Nationally-Recognized, Quality Local Journalism..

Click here to stay informed and subscribe to the Mountain State’s Trusted News Source.

Click #isupportlocal for more information on supporting our local journalists.


Learn more about HD Media

Craft Beer (copy)

Craft beer samples are arranged on a tray at Black Sheep Burrito and Brews in Charleston in 2019.

Over the past couple of years, West Virginians have developed a growing love affair with a beer category we call fruited kettle sours. These are beers you didn’t see at our breweries five years ago.

Now, they’re all the rage. The response to these new beers has been a tremendous boost for local brewery business.

By my count, of the 315 brand new beers introduced by WV brewers last year (as listed and rated on untappd.com), a little over 100 of them were fruited kettle sours. That’s one-third of all new beers introduced.

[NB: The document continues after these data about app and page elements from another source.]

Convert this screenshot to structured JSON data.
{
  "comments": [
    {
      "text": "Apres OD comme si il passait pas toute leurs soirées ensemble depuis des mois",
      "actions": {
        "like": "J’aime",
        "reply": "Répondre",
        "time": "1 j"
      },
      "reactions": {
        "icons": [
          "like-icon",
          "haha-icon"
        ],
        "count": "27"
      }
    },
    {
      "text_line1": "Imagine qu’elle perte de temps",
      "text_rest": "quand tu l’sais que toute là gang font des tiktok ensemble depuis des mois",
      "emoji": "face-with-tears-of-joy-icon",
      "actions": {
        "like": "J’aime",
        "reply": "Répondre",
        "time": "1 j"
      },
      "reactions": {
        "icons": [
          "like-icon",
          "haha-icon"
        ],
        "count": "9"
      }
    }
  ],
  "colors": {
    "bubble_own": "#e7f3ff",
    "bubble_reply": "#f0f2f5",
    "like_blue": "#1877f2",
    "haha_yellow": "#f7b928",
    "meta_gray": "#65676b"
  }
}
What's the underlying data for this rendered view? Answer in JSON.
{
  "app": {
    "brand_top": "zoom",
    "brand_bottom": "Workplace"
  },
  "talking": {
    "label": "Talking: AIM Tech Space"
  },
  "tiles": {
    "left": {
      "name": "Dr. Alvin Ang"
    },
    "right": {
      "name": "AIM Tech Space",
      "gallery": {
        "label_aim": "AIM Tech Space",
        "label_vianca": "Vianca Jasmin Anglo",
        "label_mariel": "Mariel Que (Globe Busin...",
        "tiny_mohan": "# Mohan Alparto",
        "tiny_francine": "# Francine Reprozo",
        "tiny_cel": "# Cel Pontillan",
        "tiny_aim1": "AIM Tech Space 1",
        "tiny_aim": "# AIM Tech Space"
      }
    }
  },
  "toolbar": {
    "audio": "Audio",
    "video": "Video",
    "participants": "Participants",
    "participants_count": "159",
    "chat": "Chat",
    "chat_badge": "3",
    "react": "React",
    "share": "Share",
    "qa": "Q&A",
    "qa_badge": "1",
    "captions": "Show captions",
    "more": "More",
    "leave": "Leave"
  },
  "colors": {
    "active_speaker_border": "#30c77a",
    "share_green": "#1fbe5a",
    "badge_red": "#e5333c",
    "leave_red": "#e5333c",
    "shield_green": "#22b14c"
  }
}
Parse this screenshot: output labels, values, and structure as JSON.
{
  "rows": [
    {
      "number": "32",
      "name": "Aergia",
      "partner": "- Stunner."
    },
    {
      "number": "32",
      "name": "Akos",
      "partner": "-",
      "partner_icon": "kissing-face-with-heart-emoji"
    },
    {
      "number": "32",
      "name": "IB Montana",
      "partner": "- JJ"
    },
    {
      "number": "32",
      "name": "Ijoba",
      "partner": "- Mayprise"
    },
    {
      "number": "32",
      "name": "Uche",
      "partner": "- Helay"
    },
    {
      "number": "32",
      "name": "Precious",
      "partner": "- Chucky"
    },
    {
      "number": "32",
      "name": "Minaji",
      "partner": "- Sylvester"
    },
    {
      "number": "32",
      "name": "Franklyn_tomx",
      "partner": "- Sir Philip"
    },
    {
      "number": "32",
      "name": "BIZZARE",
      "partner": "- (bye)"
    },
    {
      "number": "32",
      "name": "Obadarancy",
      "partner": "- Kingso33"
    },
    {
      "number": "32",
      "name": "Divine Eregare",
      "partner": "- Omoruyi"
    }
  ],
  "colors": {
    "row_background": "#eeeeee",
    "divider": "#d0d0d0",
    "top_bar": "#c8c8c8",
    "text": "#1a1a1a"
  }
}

By comparison, WV brewers only released around 85 new IPAs, which are today’s most popular craft beer style.

You’ve all seen them. Some with descriptive names like Watermelon Habenero Gose by Big Draft Brewing, and some with creative names like Space Camp Tramp Stamp, a Tang-flavored sour from The Peddler.

Whether the beer is called Gose, Berliner Weisse, or more commonly, just a Sour, their commonality is found in the method used to add acidity (sourness) to the beer. Kettle sours get their category name from the process used to make them.

Typically, a lighter-styled grain mix, with crushed malted barley and lots of crushed wheat, is steeped in warm water for an hour or so. The liquid is then drained off and pumped to the brewing kettle.

Following a brief boil to sterilize the liquid, it is inoculated with a special lactobacillus culture similar to that used in making yogurt. This bacteria feeds on the sugar in the liquid that came out of the grains. As a byproduct, the bacteria produces lactic acid. It is soured in the kettle.

Once the bacteria takes the liquid to a desired level of acidity (sourness), normally within a period of hours to a day or two, the liquid is boiled again in the kettle to kill the bacteria and prepare it for yeast fermentation.

Following the boil, the liquid is pumped into a fermentation tank. Here, brewer’s yeast is added to ferment the remaining sugars and produce alcohol, which turns it into beer.

Big fruit additions grow popularOver the past decade, brewers caught on to the fact that the American palate has a huge appetite for tart, heavily fruited flavors. They found that the base kettle sour beer is the perfect blank slate to turn into a delicious sweet-sour elixir.

Stories you might like

So after fermentation, a big dose of fruit purees, and sometimes other flavoring, are added to the beer. If they are making a Gose style, then the beer will also have a dash of salt added.

From there it goes to kegging or canning and then to you. You may have noticed that the brewing process for kettle sours did not mention the addition of hops. Some brewers add a few hops, others add none at all.

Kettle sours should not have a perceivable bitterness, like that you would expect in a lager or pale ale. The best fruited kettle sours give you a big Jolly Rancher burst that balances a Sweet Tart pucker. I’d call them tart, most not really that sour but very fruity. That’s what the American consumer wants, and that’s what our brewers make.

Quicker than traditional soursOther sour beers made by traditional methods have been around for centuries. Instead of being soured quickly in the kettle, they are beers typically aged for months or even years in barrels or large vats.

Traditional sours pick up their souring bacteria from the ambient air or from the barrels or wooden tanks they age in. Due to the mix of bacteria, they typically pick up funky characteristics, more complex flavors, and stronger sourness that what you get in a kettle sour.

Compared to the traditional sour beer process, kettle souring is a very quick method. They shortcut the time and are, therefore, much less expensive to make.

The strain of lactobacillus used in kettle sours produces a clean tartness that is preferred by the typical beer consumer. It doesn’t have any of the funkiness associated with sour beer styles made in the traditional method.

Look for local examples

While it’s worth checking out any fruited sour that sounds interesting to you, here are a few West Virginia brewers who have developed their own series of sours:

  • Bearer of Fruit by Weathered Ground Brewery
  • Fun with Prisms by Short Story Brewing
  • Between Us Girls by High Ground Brewing
  • Fresh Squeezed by Morgantown Brewing
  • Smooth-eez by Stumptown Ales
  • Snallygaster by Berkeley Springs Brewing
  • Sour Holler by Bad Shepherd Beer Company
  • Sex on the Cheat by Chestnut Brew Works

And while they don’t use series names like those above, three more excellent sour WV brewers are Big Timber, The Peddler, and Abolitionist Ale Works. I’d try anything they brew.

Charles Bockway is a craft beer blogger and podcaster who writes, blogs and talks about West Virginia’s craft beer industry. For more information visit his website at brilliantstream.com, the brilliantstream Facebook page or the podcast at WVBeerRoads.com. Send questions and suggestions to him at wvbrewnews@brilliantstream.com.

Recommended for you